The Federal Energy Regulatory Commission (FERC) has issued a Notice of Inquiry (NOI) requesting public comments on its policies regarding priority rights to the use of facilities used to interconnect generation to the transmission grid. The proceeding could lay the groundwork for significant changes in the regulations that apply to generator interconnection.

Background

The FERC’s model tariff, the “pro forma” Open Access Transmission Tariff (OATT), was designed to make transmission facilities generally available to third parties under nondiscriminatory terms of service. FERC’s Order No. 888 also required the public utility transmission providers to separate, or “unbundle,” their generation and transmission services. Yet the order did not address the rules that would apply to interactions between generation developers and transmission owners when such developers sought to connect their facilities to the transmission grid.

FERC set forth its current large generator interconnection policy in Order No. 2003. In Order No. 2003, FERC continued its policy of distinguishing between “network upgrades,” which are upgrades to the transmission grid at or beyond the point at which the generator interconnects to the grid, and “interconnection facilities,” which are facilities on the generator’s side of the point of interconnection. Interconnection facilities can encompass a wide range of facilities, from relatively minor ancillary facilities to long-distance lines that have the capacity to carry significant amounts of electricity. Order No. 2003 distinguishes the treatment of different categories of interconnection facilities according to which party performs certain roles for the facilities. When the owner of the transmission grid has ownership, control or operation of the interconnection facilities, Order No. 2003 provides that those interconnection facilities will be made available for a third party to use upon agreement between the transmission owner and generator. When the generation developer funds and constructs a portion of the interconnection facilities, and does not transfer ownership, control or operation of them to the transmission owner, the facilities are classified as “interconnection customer’s interconnection facilities.” In such cases, the Order No. 2003 provisions for third-party use do not apply.

A number of recent proceedings have raised the issue of how FERC’s open access principles should apply to developer-owned interconnection facilities in the context of third-party requests to interconnect to existing generator lead-lines.
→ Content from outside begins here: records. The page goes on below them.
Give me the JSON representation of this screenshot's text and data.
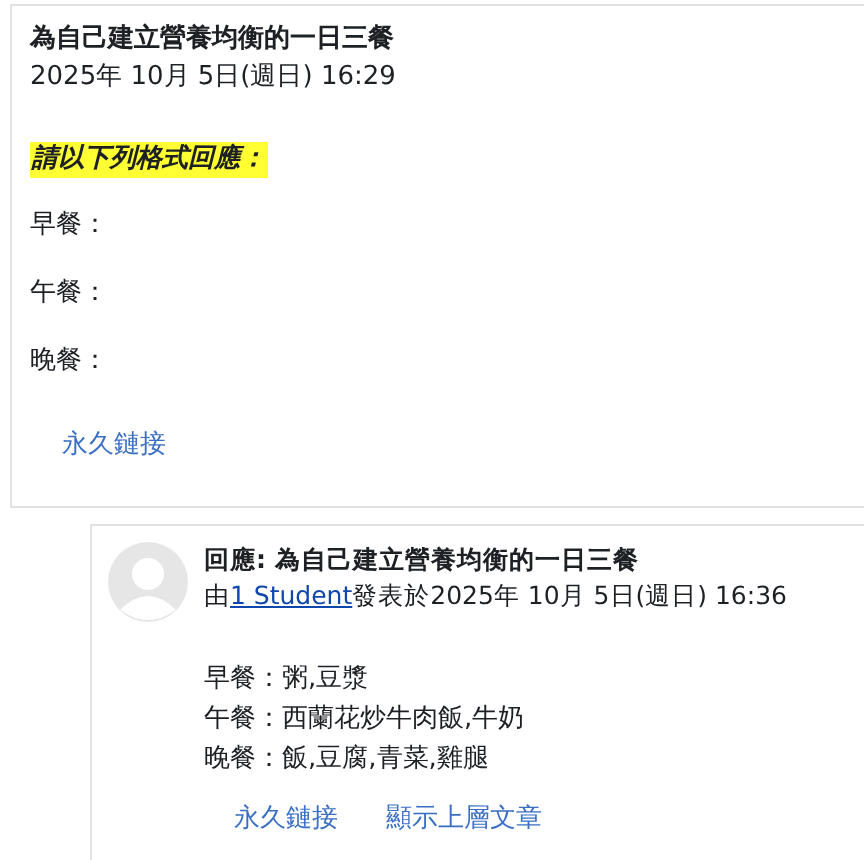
{
  "post": {
    "title": "為自己建立營養均衡的一日三餐",
    "date": "2025年 10月 5日(週日) 16:29",
    "highlight": "請以下列格式回應：",
    "lines": [
      "早餐：",
      "午餐：",
      "晚餐："
    ],
    "links": [
      "永久鏈接"
    ]
  },
  "reply": {
    "title": "回應: 為自己建立營養均衡的一日三餐",
    "byline_prefix": "由",
    "author": "1 Student",
    "byline_suffix": "發表於2025年 10月 5日(週日) 16:36",
    "lines": [
      "早餐：粥,豆漿",
      "午餐：西蘭花炒牛肉飯,牛奶",
      "晚餐：飯,豆腐,青菜,雞腿"
    ],
    "links": [
      "永久鏈接",
      "顯示上層文章"
    ]
  }
}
Addressing such matters on a case-by-case basis, FERC has considered such facilities to be open access transmission facilities and required the developer that owns these facilities to file an OATT when a third-party has sought to interconnect through these facilities. However, FERC has allowed the developer of the interconnecting generator that owns the lines to have priority to the capacity necessary to meet the developer’s existing use at the time of a third-party request for service. It has also permitted the developer of the interconnected generator or its affiliates to have priority rights to the capacity for planned generation projects or expansions, if they can demonstrate specific plans and material progress for future projects. On March 15, 2011, FERC held a technical conference addressing the proper treatment of these interconnection facilities when a third-party generation developer seeks to interconnect through these facilities. A number of commenters raised concerns and shortcomings related to a variety of aspects of the current policy.

Notice of Inquiry
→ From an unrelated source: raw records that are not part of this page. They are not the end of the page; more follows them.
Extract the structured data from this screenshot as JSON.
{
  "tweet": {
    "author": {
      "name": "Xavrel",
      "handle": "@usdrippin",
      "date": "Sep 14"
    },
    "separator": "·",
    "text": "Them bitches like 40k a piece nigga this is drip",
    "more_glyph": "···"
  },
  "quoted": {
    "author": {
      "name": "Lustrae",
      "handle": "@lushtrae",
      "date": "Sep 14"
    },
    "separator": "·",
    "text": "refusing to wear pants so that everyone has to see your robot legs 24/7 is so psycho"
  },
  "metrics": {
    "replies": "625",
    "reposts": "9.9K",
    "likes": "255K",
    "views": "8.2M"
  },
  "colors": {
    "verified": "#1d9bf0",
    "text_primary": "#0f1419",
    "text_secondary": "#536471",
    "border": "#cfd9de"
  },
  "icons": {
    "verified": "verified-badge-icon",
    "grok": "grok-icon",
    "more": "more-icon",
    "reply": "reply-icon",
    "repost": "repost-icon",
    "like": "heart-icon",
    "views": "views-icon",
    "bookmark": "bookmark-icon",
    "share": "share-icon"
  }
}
The NOI asks for comments on whether FERC should reconsider its existing policies, and proposes two alternative approaches.
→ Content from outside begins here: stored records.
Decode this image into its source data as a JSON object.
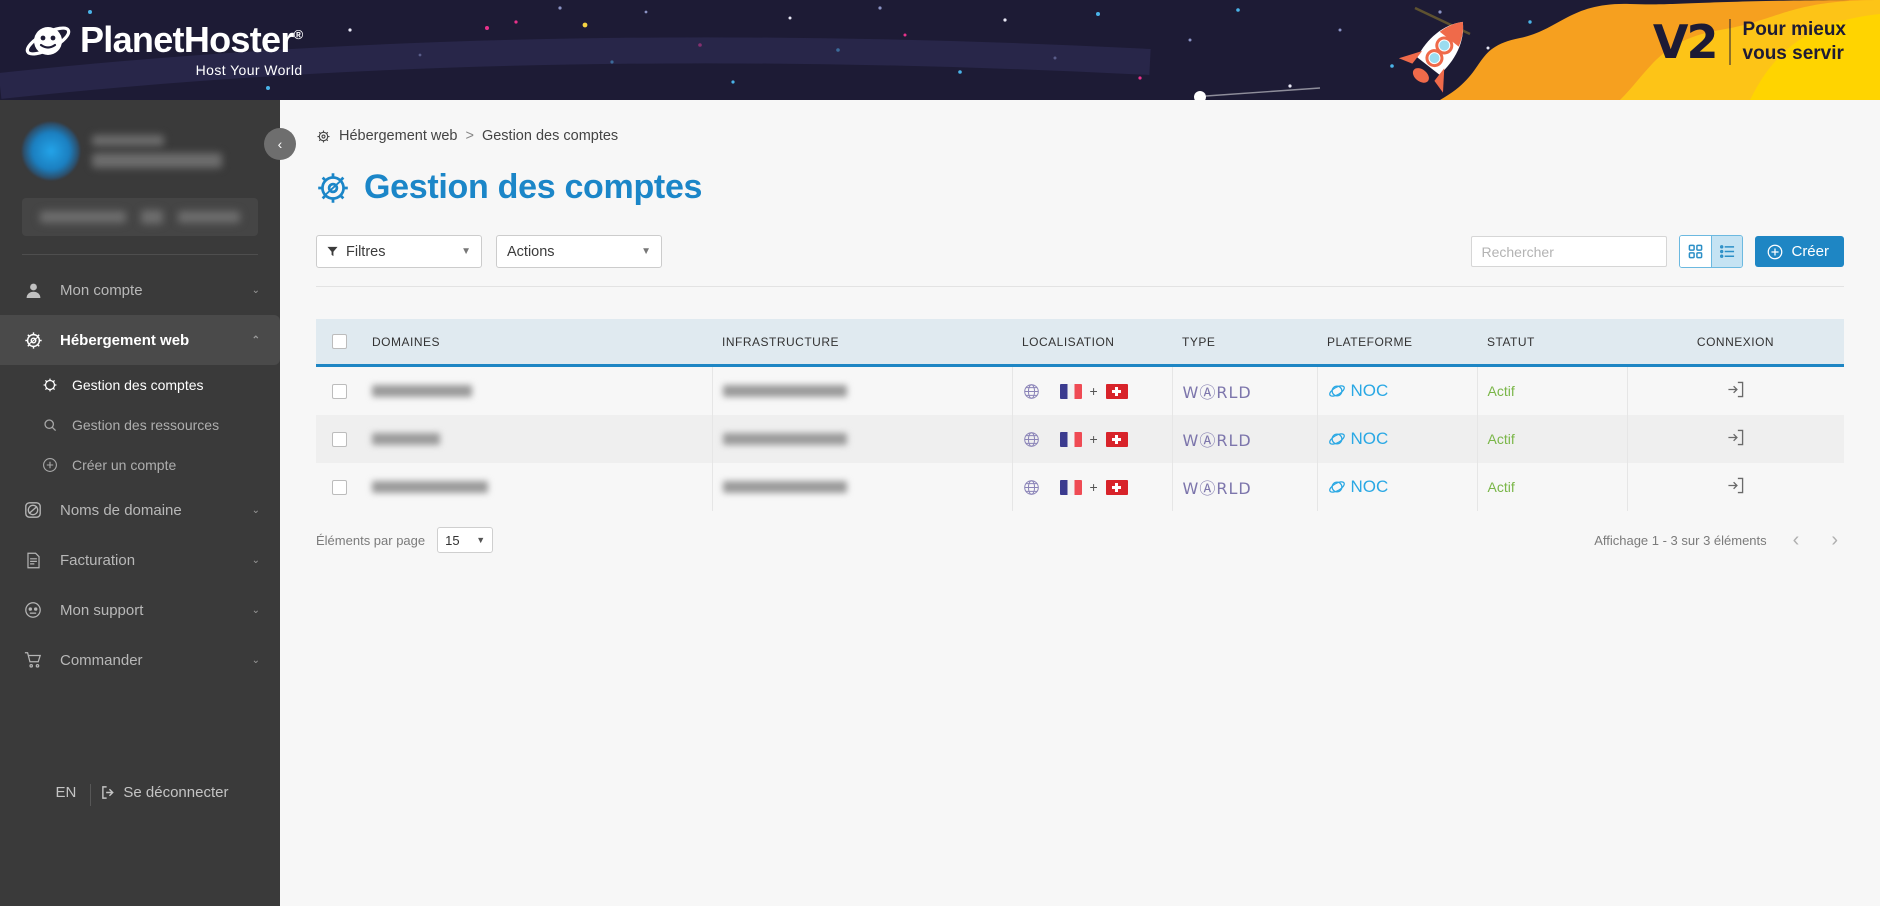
{
  "banner": {
    "logo_name": "PlanetHoster",
    "logo_registered": "®",
    "tagline": "Host Your World",
    "v2_mark": "V2",
    "v2_line1": "Pour mieux",
    "v2_line2": "vous servir"
  },
  "sidebar": {
    "collapse_icon": "‹",
    "nav": [
      {
        "label": "Mon compte",
        "icon": "user-icon",
        "chevron": "⌄",
        "active": false
      },
      {
        "label": "Hébergement web",
        "icon": "gear-planet-icon",
        "chevron": "⌃",
        "active": true
      },
      {
        "label": "Noms de domaine",
        "icon": "globe-icon",
        "chevron": "⌄",
        "active": false
      },
      {
        "label": "Facturation",
        "icon": "invoice-icon",
        "chevron": "⌄",
        "active": false
      },
      {
        "label": "Mon support",
        "icon": "headset-icon",
        "chevron": "⌄",
        "active": false
      },
      {
        "label": "Commander",
        "icon": "cart-icon",
        "chevron": "⌄",
        "active": false
      }
    ],
    "subitems": [
      {
        "label": "Gestion des comptes",
        "icon": "gear-planet-icon",
        "current": true
      },
      {
        "label": "Gestion des ressources",
        "icon": "resource-gear-icon",
        "current": false
      },
      {
        "label": "Créer un compte",
        "icon": "plus-circle-icon",
        "current": false
      }
    ],
    "language": "EN",
    "logout": "Se déconnecter"
  },
  "breadcrumb": {
    "root": "Hébergement web",
    "separator": ">",
    "current": "Gestion des comptes"
  },
  "page": {
    "title": "Gestion des comptes"
  },
  "toolbar": {
    "filters_label": "Filtres",
    "actions_label": "Actions",
    "search_placeholder": "Rechercher",
    "search_value": "",
    "create_label": "Créer",
    "grid_view": "grid-view-icon",
    "list_view": "list-view-icon",
    "active_view": "list"
  },
  "table": {
    "columns": [
      "DOMAINES",
      "INFRASTRUCTURE",
      "LOCALISATION",
      "TYPE",
      "PLATEFORME",
      "STATUT",
      "CONNEXION"
    ],
    "rows": [
      {
        "domain": "",
        "domain_width": 100,
        "infrastructure": "",
        "infra_width": 124,
        "localisation": [
          "FR",
          "CH"
        ],
        "loc_join": "+",
        "type": "WⒶRLD",
        "plateforme": "NOC",
        "statut": "Actif",
        "connexion": "login-arrow-icon"
      },
      {
        "domain": "",
        "domain_width": 68,
        "infrastructure": "",
        "infra_width": 124,
        "localisation": [
          "FR",
          "CH"
        ],
        "loc_join": "+",
        "type": "WⒶRLD",
        "plateforme": "NOC",
        "statut": "Actif",
        "connexion": "login-arrow-icon"
      },
      {
        "domain": "",
        "domain_width": 116,
        "infrastructure": "",
        "infra_width": 124,
        "localisation": [
          "FR",
          "CH"
        ],
        "loc_join": "+",
        "type": "WⒶRLD",
        "plateforme": "NOC",
        "statut": "Actif",
        "connexion": "login-arrow-icon"
      }
    ]
  },
  "footer": {
    "per_page_label": "Éléments par page",
    "per_page_value": "15",
    "display_info": "Affichage 1 - 3 sur 3 éléments",
    "prev": "‹",
    "next": "›"
  },
  "colors": {
    "brand_blue": "#1e86c4",
    "banner_dark": "#1d1b35",
    "banner_orange": "#f5a623",
    "status_green": "#7ab648",
    "world_purple": "#7d76ac",
    "noc_cyan": "#2aa8e4"
  }
}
The NOI opens the discussion by asking whether the existing policies require revision at all. Among other issues, FERC asks whether its understanding of the facilities in controversy is correct, whether the current policy has had unintended consequences and whether FERC should distinguish between large and small interconnection facilities.

The NOI then explains its consideration of alternative approaches. Under the first, FERC would continue to rely upon the OATT framework (i.e., the requirement that a generation developer that owns interconnection facilities must file an OATT and make interconnection service available to third parties in some circumstances). FERC asks whether it should provide more detail on the specific plans and progress that must be established to obtain priority rights for future projects. It also asks for comment concerning the events that will trigger the OATT filing requirement. Then FERC asks whether it should modify the standardized terms and conditions of its pro forma OATT for application to interconnection facilities to recognize the differences between those developer-owned interconnection facilities and the transmission networks for which the OATT was designed. Finally, FERC requests comments on whether generation developers should have a “grace period” in which open access rules do not apply, to allow a generator developer to segregate the development of generation projects into phases.

Under the second approach, FERC would address issues concerning customer-owned interconnection facilities through Large Generator Interconnection Procedures (LGIA) and Large Generator Interconnection Agreement (LGIP) processes; it is considering revisions to the LGIA and LGIP that would eliminate the distinction between transmission providers and interconnection customers with respect to third-party use of interconnection facilities. FERC also asks for comments on how priority rights regarding phased generation development would work under the LGIA and LGIP.

Comments on the NOI will be due 45 days after publication in the Federal Register.

Implications

As noted above, the NOI could mark an early step in a major shift in the Commission’s policy towards generator interconnection. It may lead to a proposed rulemaking or other regulatory action to revise the OATT, including FERC’s standardized LGIP and LGIA, or it may lead to the issuance of other FERC policies governing these relationships. The impact could be particularly pronounced in the renewable power industry, where generators are often located in remote locations at long distances from transmission systems, and are increasingly being planned and constructed on a modular, phased basis.